Case Studies

Pierre

Pierre

Will you help children win their fight to survive?

Four-year-old Pierre is momentarily comforted in the arms of his mother, Elene. They are at a referral hospital, in the Democratic Republic of Congo, where severely undernourished children are admitted every day.  

An incredibly worried Elene walked the 15km from their home to the hospital to get help for her malnourished son.

Elene has every reason to be worried. Pierre weighed just 7kg. An average 4-year-old boy should weigh around 16kg. 

Pierre has severe acute malnutrition. Malnutrition has caused Pierre's legs to swell and he cannot eat. Elene says, "He was a happy boy, playing all the time. When I discovered that he wasn't playing and he wasn't eating anymore, I realised he was sick."

Hunger is the largest single contributor to child mortality worldwide and is responsible for nearly half of deaths in children under five. 

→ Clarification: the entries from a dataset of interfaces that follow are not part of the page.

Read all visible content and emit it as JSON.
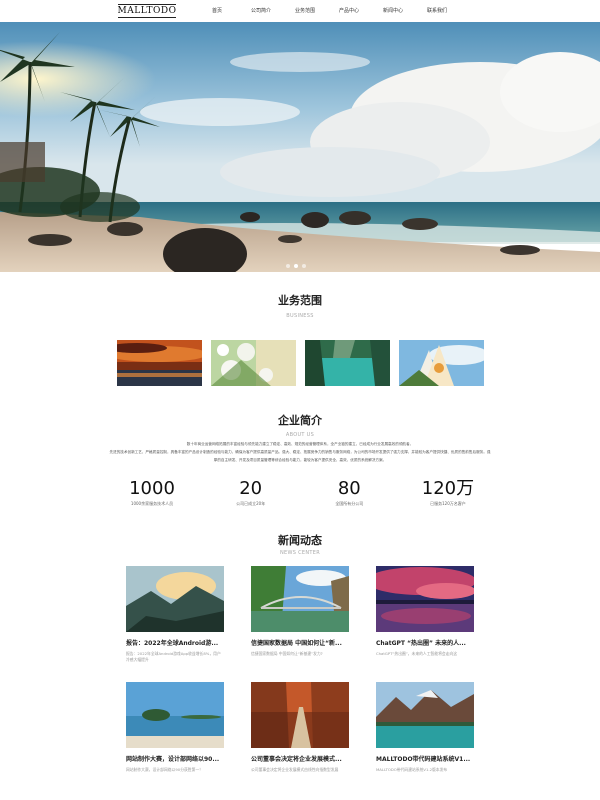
{
  "header": {
    "logo": "MALLTODO",
    "nav": [
      "首页",
      "公司简介",
      "业务范围",
      "产品中心",
      "新闻中心",
      "联系我们"
    ]
  },
  "hero": {
    "dots": 3,
    "active_dot": 1
  },
  "business": {
    "title": "业务范围",
    "subtitle": "BUSINESS",
    "items": [
      "sunset-lake-image",
      "white-flowers-image",
      "mountain-lake-image",
      "sky-flower-image"
    ]
  },
  "about": {
    "title": "企业简介",
    "subtitle": "ABOUT US",
    "paragraph1": "数十年商业运营网络拓展的丰富经验与领先能力建立了稳定、高效、规范的经营管理体系，全产业链的建立，已经成为行业发展高效的领航者。",
    "paragraph2": "先进的技术创新工艺，严格质量控制，具备丰富的产品设计制造的经验与能力，确保为客户提供高质量产品。强大、稳定、拓展竞争力的销售与服务网络，为公司的市场开发提供了强力支撑，并能较为客户提供快捷、优质的售前售后服务。强厚的自主研发、开发及项目质量管理等综合经验与能力，能较为客户提供安全、高效、优质的系统解决方案。",
    "stats": [
      {
        "number": "1000",
        "label": "1000余家服务技术人员"
      },
      {
        "number": "20",
        "label": "公司已成立20年"
      },
      {
        "number": "80",
        "label": "全国所有分公司"
      },
      {
        "number": "120万",
        "label": "已服务120万名客户"
      }
    ]
  },
  "news": {
    "title": "新闻动态",
    "subtitle": "NEWS CENTER",
    "items": [
      {
        "title": "报告：2022年全球Android游...",
        "desc": "报告：2022年全球Android游戏App收益增长8%，用户冷感大幅提升"
      },
      {
        "title": "信捷国家数据局 中国如何让“新...",
        "desc": "信捷国家数据局 中国如何让“新基建”发力?"
      },
      {
        "title": "ChatGPT “热出圈” 未来的人...",
        "desc": "ChatGPT“热出圈”，未来的人工智能将会走向这"
      },
      {
        "title": "网站制作大赛，设计部网络以90...",
        "desc": "网站制作大赛，设计部网络以90分获胜第一！"
      },
      {
        "title": "公司董事会决定将企业发展模式...",
        "desc": "公司董事会决定将企业发展模式由线性向指数型发展"
      },
      {
        "title": "MALLTODO带代码建站系统V1...",
        "desc": "MALLTODO带代码建站系统V1.2版本发布"
      }
    ]
  }
}
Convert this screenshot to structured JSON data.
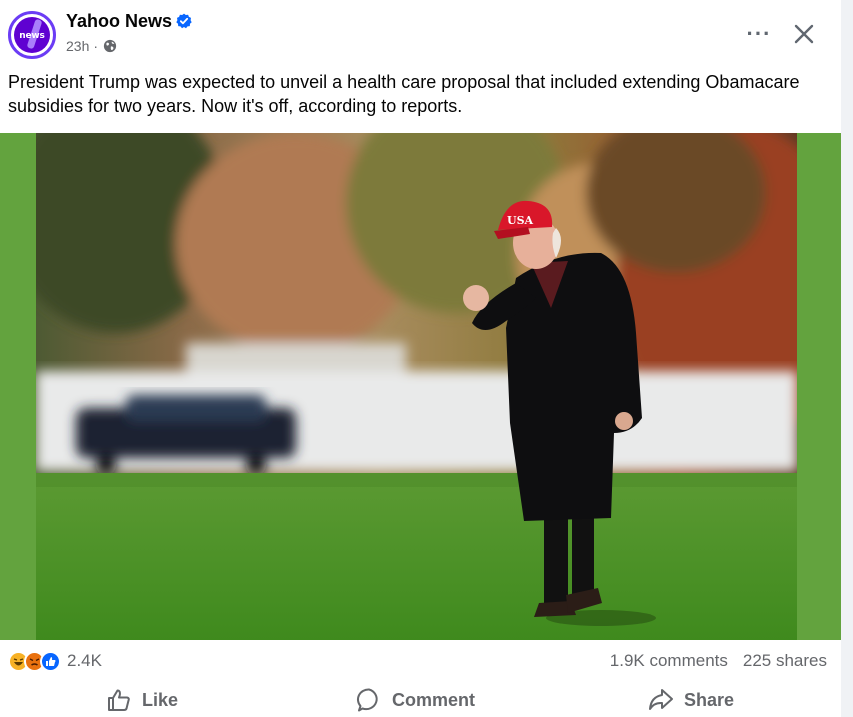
{
  "post": {
    "page_name": "Yahoo News",
    "avatar_text": "news",
    "timestamp": "23h",
    "separator": "·",
    "caption": "President Trump was expected to unveil a health care proposal that included extending Obamacare subsidies for two years. Now it's off, according to reports.",
    "photo_cap_text": "USA",
    "more_icon": "···"
  },
  "engagement": {
    "reaction_count": "2.4K",
    "comments": "1.9K comments",
    "shares": "225 shares",
    "reactions": [
      "haha",
      "angry",
      "like"
    ]
  },
  "actions": {
    "like_label": "Like",
    "comment_label": "Comment",
    "share_label": "Share"
  },
  "colors": {
    "brand_purple": "#5f01d1",
    "verified_blue": "#0866ff",
    "secondary_text": "#65676b",
    "photo_band_green": "#63a33e"
  },
  "icons": {
    "verified": "verified-badge-icon",
    "audience": "globe-icon",
    "more": "more-options-icon",
    "close": "close-icon",
    "like": "thumbs-up-icon",
    "comment": "comment-bubble-icon",
    "share": "share-arrow-icon"
  }
}
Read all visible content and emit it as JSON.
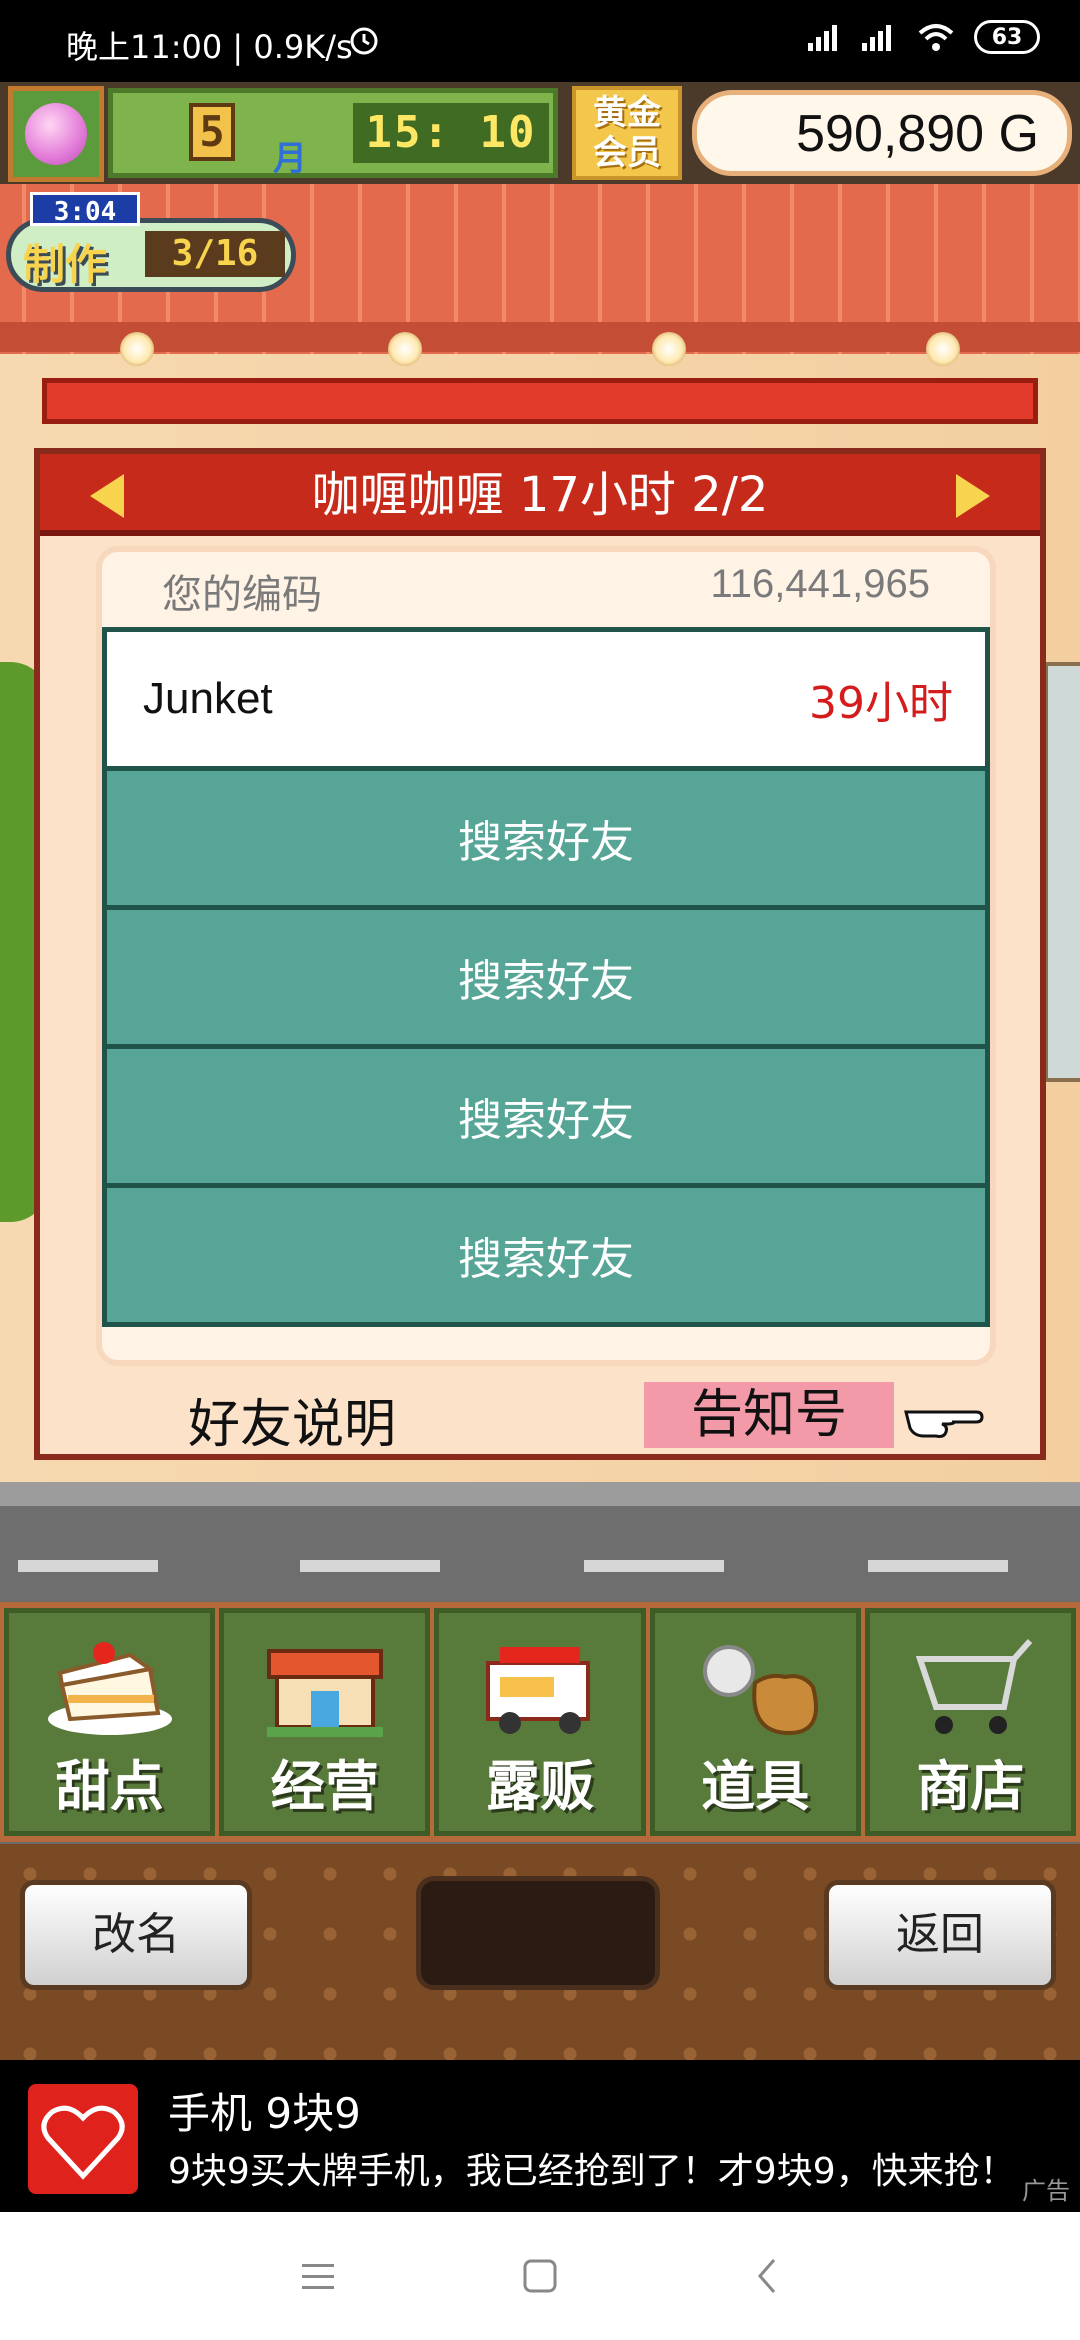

Malnutrition leaves millions of children with lifelong physical and mental impairments. It is tragic and unacceptable as there are proven low cost solutions that can end this crisis.  Our world has enough food for everyone – no child should die because of malnutrition. Yet millions are born into hunger and ultimately it's why they die.

You can help. Around the world we're fighting to end malnutrition for children like Pierre.

Kayembe's story of survival

Kayembe Case Study

Kayembe is a beautiful little boy.  He lives in a village with his Aunt Vicky in the Democratic Republic of Congo.

But he has suffered more than any child should.  His dad died of AIDS and not long ago his mother also started to get sick from the terrible disease.

His mother tried hard to keep Kayembe healthy, but as she got sicker, so did Kayembe.  He lost weight and started showing signs of malnutrition.

Thankfully Kayembe's aunt was there.  She started caring for and looking after the family.  But with four children of her own, it was a struggle.  Her husband, a farmer, worked hard to earn an income to support the larger family, but there was still barely enough rice and foufou (a local staple food often made of cassava) to go around. 

It simply wasn't enough for Kayembe's already malnourished body. He developed a fever and suffered from diarrhoea.  A month went by and he wasn't getting any better.  And sadly, Kayembe's mother passed away from AIDS. 

With 21-month-old Kayembe still sick, his Aunt Vicky walked for 1½ hours to reach the hospital.  Doctors diagnosed Kayembe with severe malnutrition, prescribing antibiotics for his fever and a nutritious peanut paste to help him gain weight. 

Hunger is the largest single contributor to child mortality worldwide and is responsible for nearly half of deaths in children under five.  Malnutrition leaves millions of children with lifelong physical and mental impairments. It is tragic and unacceptable as there are proven low cost solutions that can save lives.

Happily, Kayembe received some of this help, and with the antibiotics and nutritious peanut paste he started to get better.  Two months after our teams met him, we heard that Kayembe was discharged from hospital, a happy and healthy little boy. 

But there are other children around the world who aren't so lucky.  You can help more children access the care they need to fight malnutrition.